      • I had the pleasure of restoring this car. The crank in this motor was completely polished to a mirror finish so that it would splash thru the 7 qts. of oil with minimal resistance. The head is ported, polished and match to the intake. There are also large aluminum finned drum brake that are stamped Stanguellini fitted to this car. Before the car was restored, someone offered to by the brake setup for $10K!

  2. Very delicate to say “a beautiful car from some angles and a challenging car from others.” In fact to me it looks like the “Little fins out back, a split window on a hatch back, faired in tail lamps, vents on the side behind the front wheels” are all inharmoniously, and amateurishly, mashed together. And I thought the Sprint prototype hatchbacks hinged at the top, not the side. I certainly wouldn’t want to live with this under the same roof, as you suggest.

    • Jeffrey,

      I’ve seen this in person a few times and it’s better (a lot better actually!) in person than the pictures suggest, though not for everyone I’m sure. I’d have it hanging around, but not for the asking…


      • I would agree with Matt. It’s one of those cars that must been seen in person. Having taken this car to many car shows including Pebble Beach, I can say the car gets the “Rock Star” treatment at every show. It really peaks peoples interests into what Franco Scaglione was designing at this stage of his career with Bertone.
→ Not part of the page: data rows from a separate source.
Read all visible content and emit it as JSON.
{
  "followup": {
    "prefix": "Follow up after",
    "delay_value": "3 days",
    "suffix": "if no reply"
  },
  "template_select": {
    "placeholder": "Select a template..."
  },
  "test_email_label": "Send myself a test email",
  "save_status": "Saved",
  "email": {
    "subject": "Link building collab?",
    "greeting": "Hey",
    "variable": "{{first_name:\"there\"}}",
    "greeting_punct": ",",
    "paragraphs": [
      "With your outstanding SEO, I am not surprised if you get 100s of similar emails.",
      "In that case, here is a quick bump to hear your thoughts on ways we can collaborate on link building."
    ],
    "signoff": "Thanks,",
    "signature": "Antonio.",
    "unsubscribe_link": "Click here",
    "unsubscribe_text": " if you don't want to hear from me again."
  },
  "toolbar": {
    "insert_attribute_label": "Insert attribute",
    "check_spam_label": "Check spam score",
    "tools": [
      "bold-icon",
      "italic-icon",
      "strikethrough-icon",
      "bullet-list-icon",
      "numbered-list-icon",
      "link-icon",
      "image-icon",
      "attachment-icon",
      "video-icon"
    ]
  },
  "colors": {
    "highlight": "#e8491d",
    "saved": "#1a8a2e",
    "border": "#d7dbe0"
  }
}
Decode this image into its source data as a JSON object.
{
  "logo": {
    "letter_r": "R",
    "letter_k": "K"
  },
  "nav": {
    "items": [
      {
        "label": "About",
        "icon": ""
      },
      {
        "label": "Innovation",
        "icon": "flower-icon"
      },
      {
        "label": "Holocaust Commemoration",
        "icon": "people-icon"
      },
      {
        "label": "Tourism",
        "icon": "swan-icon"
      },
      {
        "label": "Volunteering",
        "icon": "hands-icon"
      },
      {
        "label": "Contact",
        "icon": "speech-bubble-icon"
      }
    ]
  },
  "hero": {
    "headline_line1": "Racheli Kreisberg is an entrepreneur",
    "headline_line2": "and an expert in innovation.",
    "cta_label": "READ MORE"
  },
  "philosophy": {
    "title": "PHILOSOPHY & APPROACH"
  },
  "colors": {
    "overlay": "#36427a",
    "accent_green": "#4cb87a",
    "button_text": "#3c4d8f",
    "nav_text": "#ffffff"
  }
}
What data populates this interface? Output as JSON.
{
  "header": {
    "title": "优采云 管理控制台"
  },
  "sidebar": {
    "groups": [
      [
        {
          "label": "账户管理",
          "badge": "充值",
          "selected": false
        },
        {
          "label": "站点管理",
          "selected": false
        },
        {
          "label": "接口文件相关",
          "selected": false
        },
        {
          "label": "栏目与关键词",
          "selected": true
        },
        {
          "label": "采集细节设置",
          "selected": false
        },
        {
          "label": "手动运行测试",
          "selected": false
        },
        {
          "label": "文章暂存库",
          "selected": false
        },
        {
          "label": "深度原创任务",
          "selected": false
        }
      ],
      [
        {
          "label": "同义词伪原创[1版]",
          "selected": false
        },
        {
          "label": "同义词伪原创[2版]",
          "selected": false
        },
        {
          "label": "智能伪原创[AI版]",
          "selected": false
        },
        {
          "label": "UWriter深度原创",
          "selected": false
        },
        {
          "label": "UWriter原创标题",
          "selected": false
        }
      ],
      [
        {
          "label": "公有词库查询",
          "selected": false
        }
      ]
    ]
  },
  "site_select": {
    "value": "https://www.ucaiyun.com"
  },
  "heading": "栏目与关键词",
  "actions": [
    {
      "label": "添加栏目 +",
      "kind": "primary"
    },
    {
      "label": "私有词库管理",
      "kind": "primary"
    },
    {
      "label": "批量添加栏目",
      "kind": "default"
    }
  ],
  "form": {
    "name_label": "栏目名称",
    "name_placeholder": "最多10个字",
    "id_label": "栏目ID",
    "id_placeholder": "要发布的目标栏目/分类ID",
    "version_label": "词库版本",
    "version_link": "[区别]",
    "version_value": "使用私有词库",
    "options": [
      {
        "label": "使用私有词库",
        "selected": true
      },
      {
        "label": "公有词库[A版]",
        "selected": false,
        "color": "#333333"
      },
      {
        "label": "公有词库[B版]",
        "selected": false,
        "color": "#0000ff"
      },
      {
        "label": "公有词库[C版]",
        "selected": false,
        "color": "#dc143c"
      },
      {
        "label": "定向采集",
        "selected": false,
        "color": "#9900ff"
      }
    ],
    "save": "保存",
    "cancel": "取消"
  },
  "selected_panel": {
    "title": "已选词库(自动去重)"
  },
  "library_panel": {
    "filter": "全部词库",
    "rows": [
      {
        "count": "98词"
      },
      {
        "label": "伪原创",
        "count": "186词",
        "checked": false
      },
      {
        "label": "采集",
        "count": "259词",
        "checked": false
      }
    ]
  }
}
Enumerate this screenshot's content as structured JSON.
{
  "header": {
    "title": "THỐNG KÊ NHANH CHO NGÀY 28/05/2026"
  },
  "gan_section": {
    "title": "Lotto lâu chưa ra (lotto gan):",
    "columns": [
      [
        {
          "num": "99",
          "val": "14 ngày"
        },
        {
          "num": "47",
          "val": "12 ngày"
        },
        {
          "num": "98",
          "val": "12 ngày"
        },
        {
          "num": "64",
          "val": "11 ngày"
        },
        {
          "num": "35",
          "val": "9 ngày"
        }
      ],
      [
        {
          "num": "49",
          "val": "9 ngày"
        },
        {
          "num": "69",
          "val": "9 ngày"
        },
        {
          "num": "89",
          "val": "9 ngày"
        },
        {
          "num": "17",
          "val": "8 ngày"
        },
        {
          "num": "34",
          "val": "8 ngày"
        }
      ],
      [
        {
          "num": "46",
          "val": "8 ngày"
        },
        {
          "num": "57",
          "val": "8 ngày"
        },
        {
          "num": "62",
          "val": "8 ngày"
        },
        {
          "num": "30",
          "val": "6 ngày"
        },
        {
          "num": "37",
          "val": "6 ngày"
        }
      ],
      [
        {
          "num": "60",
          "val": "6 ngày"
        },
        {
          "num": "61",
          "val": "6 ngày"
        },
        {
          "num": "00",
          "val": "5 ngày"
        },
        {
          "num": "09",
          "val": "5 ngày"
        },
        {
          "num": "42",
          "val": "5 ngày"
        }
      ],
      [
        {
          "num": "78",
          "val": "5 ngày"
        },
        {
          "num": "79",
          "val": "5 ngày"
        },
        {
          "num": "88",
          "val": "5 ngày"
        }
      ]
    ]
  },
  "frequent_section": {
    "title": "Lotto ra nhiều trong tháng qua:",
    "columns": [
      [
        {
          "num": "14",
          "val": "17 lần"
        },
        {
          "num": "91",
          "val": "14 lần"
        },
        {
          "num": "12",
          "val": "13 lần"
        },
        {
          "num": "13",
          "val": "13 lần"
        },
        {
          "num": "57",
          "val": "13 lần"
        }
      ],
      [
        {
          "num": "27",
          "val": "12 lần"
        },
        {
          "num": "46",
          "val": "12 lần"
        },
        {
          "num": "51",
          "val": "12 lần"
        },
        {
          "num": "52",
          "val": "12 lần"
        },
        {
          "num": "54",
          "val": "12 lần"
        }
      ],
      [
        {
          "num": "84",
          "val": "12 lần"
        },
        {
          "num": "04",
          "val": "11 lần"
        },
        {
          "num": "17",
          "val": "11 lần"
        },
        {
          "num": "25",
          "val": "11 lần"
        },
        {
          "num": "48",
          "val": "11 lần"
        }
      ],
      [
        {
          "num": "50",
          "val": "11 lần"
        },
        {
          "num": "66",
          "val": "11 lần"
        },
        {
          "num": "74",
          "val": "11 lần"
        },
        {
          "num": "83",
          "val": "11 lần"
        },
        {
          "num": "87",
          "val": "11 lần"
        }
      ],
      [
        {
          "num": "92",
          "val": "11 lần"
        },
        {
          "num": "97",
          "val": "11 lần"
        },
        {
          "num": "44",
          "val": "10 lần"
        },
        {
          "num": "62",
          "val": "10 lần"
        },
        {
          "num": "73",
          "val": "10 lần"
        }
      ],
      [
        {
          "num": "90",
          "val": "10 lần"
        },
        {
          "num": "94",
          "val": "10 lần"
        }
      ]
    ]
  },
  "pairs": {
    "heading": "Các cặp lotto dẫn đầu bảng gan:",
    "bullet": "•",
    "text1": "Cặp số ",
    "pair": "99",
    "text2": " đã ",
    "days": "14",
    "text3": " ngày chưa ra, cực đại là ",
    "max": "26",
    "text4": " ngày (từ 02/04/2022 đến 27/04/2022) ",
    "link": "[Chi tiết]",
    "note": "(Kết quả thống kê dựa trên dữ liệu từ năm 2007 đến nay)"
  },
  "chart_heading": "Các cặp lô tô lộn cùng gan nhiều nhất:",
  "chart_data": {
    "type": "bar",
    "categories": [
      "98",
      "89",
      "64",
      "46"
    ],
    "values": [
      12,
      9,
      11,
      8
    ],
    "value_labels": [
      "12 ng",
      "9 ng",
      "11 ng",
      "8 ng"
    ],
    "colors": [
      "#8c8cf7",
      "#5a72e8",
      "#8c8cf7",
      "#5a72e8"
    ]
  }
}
This car was designed right before the BAT cars and its roots are reflected in these great cars.

  3. What a surprize !!! Great to see our little “Luigi ” still drawing attention.My son gave our Stang it’s name when we got it in 06. Joe’s sooo right where ever wehave taken the car to show , it;s a rock
    star…I have many.many pictures of Joes Wonderful restoration, and of the car back in the day when it was owned by my seller,he had the car for 50 years. The cars been a winner whereever
    we have shown it. One thing it’s no longer consigned with Fantasy Junction….but is again availble

Leave a Reply

Fill in your details below or click an icon to log in: Logo

You are commenting using your account. Log Out /  Change )

Google photo

You are commenting using your Google account. Log Out /  Change )

Twitter picture

You are commenting using your Twitter account. Log Out /  Change )

Facebook photo

You are commenting using your Facebook account. Log Out /  Change )

Connecting to %s